- RAW DATA -
++++

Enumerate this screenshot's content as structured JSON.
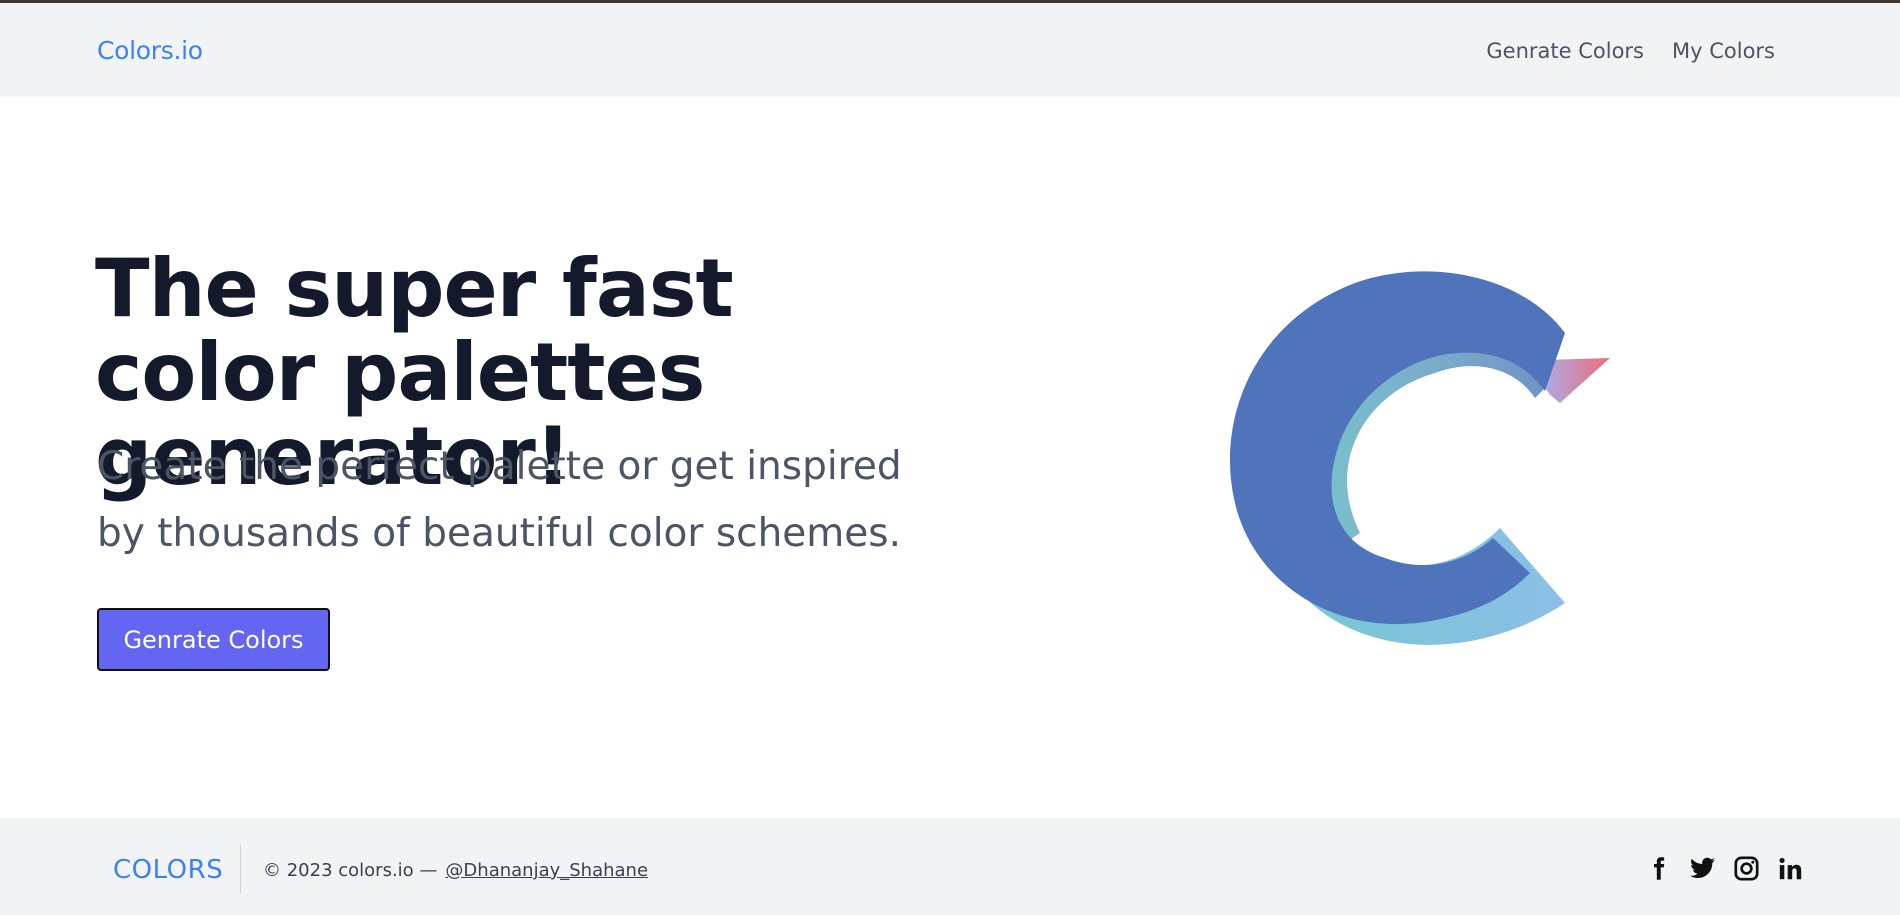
{
  "header": {
    "brand": "Colors.io",
    "nav": [
      "Genrate Colors",
      "My Colors"
    ]
  },
  "hero": {
    "title": "The super fast color palettes generator!",
    "subtitle": "Create the perfect palette or get inspired by thousands of beautiful color schemes.",
    "cta_label": "Genrate Colors"
  },
  "footer": {
    "brand": "COLORS",
    "copyright": "© 2023 colors.io —",
    "handle": "@Dhananjay_Shahane",
    "social_icons": [
      "facebook-icon",
      "twitter-icon",
      "instagram-icon",
      "linkedin-icon"
    ]
  },
  "colors": {
    "accent": "#3b82f6",
    "button": "#6366f1",
    "heading": "#141a2b",
    "logo_main": "#4f74bb",
    "logo_teal": "#79c3cc",
    "logo_pink": "#ef6b7a"
  }
}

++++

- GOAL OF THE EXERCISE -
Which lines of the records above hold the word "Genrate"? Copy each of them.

- SOLUTION TO THE PROBLEM -
      "Genrate Colors",
    "cta_label": "Genrate Colors"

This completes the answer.